[Records for this task Boundary: Start]

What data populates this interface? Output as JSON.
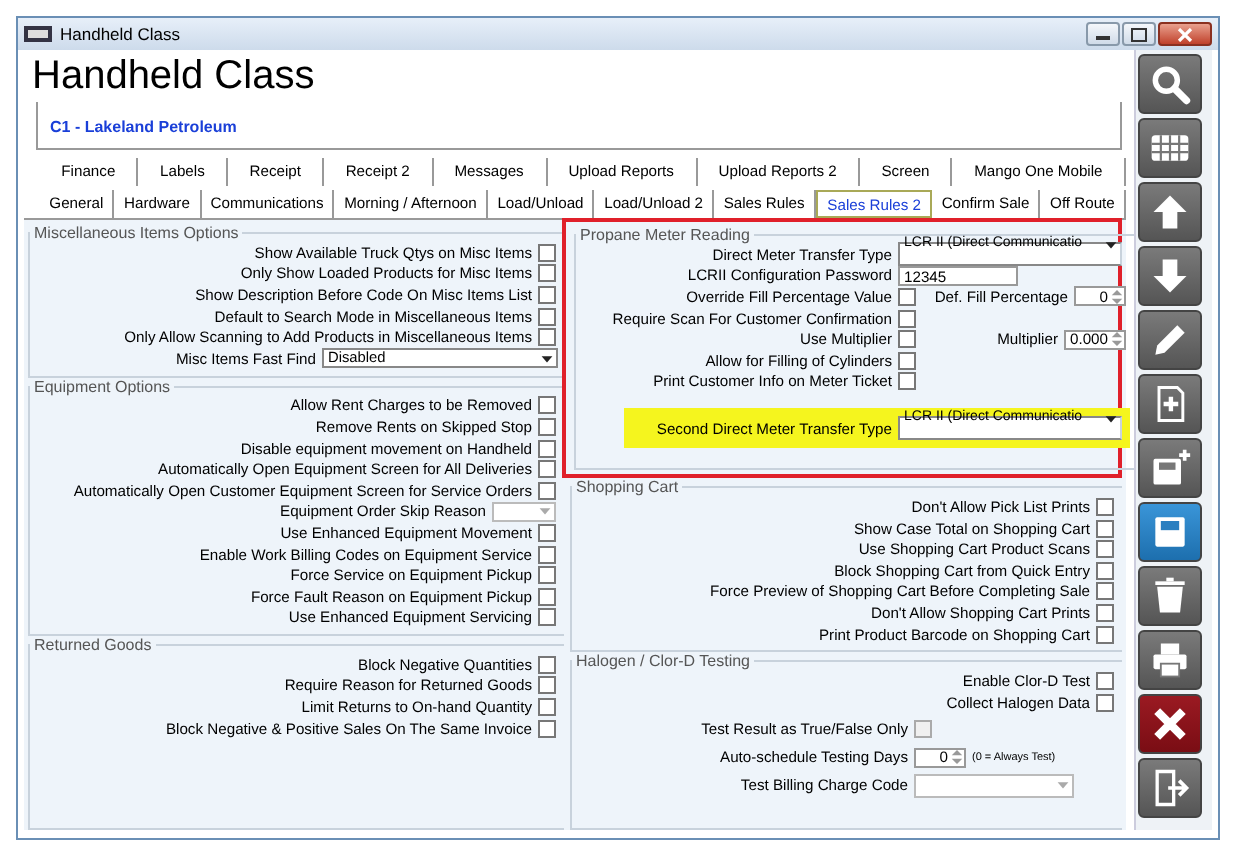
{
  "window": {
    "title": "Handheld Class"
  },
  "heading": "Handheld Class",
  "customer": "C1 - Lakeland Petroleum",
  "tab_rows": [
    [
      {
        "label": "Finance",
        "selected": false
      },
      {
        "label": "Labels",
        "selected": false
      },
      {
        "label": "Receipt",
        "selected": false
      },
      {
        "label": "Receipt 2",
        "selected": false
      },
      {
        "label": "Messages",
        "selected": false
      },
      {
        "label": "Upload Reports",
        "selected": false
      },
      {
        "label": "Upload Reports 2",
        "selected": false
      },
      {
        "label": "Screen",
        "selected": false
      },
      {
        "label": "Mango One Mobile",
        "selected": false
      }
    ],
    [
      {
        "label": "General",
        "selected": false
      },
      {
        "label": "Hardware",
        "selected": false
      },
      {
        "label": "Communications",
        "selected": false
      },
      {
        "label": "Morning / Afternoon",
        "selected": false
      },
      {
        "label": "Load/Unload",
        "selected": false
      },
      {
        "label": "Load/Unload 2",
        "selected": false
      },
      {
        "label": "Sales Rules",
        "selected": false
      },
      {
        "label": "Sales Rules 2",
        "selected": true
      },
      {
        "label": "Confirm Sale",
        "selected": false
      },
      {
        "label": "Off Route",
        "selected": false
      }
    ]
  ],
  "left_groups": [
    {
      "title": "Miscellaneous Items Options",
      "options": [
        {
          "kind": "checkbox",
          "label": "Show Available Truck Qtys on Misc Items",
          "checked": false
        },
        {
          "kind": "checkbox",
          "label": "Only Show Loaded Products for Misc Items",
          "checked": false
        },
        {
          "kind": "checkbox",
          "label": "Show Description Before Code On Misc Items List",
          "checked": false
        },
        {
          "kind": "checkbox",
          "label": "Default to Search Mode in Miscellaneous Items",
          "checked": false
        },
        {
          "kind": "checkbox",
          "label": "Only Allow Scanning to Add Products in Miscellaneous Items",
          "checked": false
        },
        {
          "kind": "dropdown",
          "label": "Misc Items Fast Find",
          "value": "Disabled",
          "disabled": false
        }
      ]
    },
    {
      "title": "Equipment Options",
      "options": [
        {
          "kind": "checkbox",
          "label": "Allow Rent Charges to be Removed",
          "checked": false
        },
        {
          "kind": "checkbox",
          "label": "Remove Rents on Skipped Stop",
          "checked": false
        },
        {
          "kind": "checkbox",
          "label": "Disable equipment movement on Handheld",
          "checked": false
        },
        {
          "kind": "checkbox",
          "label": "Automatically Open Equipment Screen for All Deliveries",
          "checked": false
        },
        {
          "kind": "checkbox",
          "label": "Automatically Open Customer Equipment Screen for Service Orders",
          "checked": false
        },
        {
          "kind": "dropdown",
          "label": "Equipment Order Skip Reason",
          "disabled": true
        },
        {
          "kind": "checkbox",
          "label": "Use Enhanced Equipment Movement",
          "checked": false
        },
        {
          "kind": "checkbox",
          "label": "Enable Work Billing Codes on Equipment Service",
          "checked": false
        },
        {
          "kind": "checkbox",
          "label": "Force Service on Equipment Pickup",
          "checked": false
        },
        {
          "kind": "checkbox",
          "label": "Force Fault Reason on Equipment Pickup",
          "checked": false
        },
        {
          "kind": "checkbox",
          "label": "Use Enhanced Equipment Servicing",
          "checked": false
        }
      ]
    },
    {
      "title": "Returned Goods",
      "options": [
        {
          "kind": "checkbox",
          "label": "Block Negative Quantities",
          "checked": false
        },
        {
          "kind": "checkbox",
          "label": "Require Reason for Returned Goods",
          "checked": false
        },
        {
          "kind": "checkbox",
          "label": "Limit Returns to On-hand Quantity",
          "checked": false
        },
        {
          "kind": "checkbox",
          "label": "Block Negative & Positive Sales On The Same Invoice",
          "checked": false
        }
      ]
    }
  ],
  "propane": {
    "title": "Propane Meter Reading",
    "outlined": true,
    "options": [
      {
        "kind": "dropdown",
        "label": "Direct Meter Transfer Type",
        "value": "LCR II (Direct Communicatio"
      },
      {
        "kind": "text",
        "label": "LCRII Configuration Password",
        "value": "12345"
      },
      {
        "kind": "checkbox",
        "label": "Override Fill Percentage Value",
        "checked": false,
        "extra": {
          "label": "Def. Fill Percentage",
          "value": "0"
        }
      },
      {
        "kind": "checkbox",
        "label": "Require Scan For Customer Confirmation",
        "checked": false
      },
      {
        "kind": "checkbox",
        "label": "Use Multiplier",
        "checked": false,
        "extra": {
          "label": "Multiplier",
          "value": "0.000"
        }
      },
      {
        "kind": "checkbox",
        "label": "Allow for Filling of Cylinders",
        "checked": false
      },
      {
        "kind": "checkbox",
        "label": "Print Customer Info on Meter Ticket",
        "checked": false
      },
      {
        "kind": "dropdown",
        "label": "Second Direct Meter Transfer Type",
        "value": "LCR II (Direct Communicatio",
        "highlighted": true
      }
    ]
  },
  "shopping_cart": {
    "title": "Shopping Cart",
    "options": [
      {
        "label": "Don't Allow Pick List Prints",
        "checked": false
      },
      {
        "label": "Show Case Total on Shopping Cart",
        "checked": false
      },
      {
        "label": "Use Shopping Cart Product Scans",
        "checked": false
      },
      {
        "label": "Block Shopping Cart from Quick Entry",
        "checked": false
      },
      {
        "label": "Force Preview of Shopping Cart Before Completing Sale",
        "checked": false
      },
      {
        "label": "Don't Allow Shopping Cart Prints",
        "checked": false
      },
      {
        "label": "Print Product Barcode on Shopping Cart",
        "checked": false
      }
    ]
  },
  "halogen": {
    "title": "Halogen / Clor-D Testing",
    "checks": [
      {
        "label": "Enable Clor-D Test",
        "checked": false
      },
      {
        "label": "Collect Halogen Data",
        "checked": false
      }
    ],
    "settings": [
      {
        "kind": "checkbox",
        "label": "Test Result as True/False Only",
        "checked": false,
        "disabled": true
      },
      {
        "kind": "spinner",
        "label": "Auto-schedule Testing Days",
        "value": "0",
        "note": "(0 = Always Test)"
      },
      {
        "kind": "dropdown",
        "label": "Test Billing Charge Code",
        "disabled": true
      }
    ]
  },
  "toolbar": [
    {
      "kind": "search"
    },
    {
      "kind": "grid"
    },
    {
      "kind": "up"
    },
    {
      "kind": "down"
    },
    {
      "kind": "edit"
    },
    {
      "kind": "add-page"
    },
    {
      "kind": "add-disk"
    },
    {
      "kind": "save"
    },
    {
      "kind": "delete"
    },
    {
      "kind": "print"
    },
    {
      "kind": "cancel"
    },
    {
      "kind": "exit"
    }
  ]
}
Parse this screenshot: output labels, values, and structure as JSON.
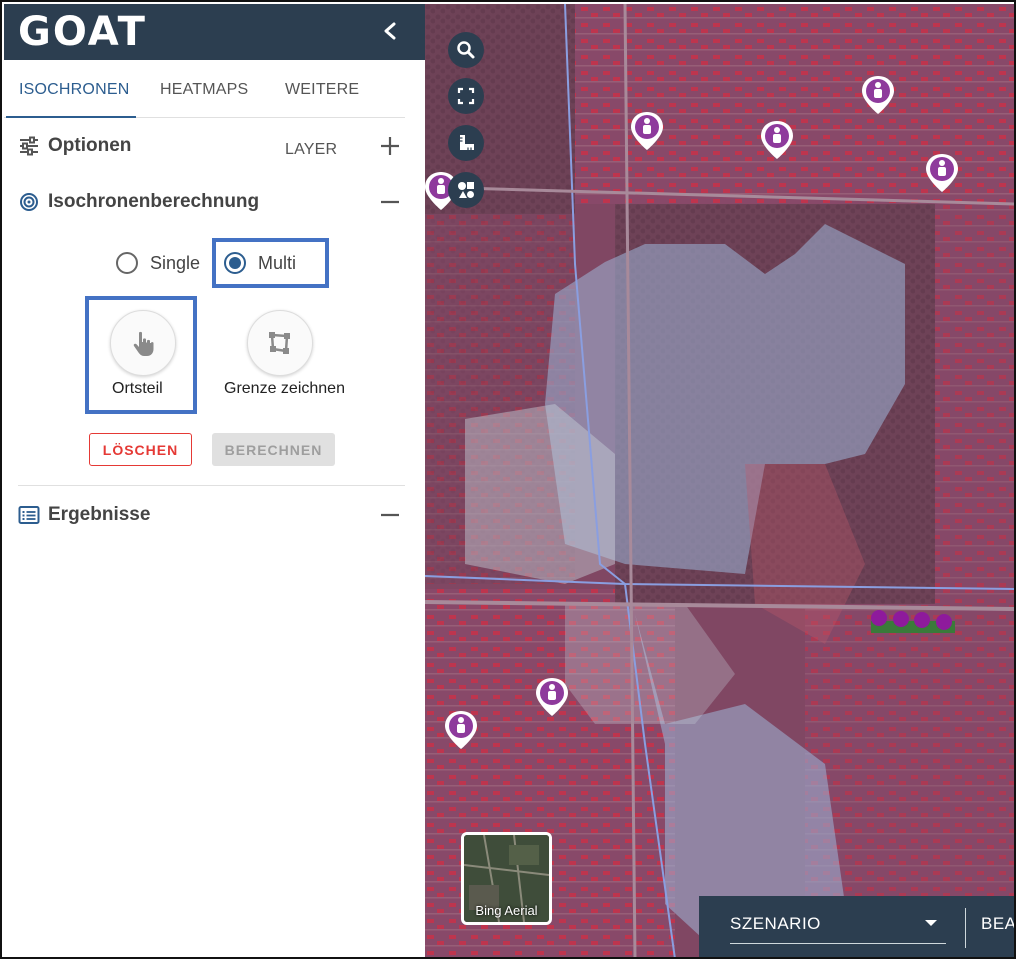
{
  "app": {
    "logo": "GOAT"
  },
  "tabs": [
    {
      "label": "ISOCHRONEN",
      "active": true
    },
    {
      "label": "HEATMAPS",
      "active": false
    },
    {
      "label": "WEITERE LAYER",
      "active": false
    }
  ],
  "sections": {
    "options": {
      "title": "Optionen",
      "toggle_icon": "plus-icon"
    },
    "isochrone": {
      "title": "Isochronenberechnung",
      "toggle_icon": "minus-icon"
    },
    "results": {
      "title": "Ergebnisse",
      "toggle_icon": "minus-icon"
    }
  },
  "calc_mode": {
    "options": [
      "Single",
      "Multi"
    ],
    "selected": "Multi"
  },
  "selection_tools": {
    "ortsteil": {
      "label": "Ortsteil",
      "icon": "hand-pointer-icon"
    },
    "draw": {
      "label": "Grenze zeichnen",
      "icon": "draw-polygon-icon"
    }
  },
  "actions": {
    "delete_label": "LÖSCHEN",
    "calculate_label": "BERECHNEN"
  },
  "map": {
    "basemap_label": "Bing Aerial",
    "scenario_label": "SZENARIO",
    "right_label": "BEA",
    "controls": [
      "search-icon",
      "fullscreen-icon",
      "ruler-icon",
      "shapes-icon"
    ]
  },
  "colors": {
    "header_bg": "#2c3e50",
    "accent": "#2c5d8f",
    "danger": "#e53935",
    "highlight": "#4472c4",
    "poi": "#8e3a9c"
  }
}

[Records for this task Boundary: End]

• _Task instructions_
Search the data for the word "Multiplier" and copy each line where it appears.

• _Response_
        "label": "Use Multiplier",
          "label": "Multiplier",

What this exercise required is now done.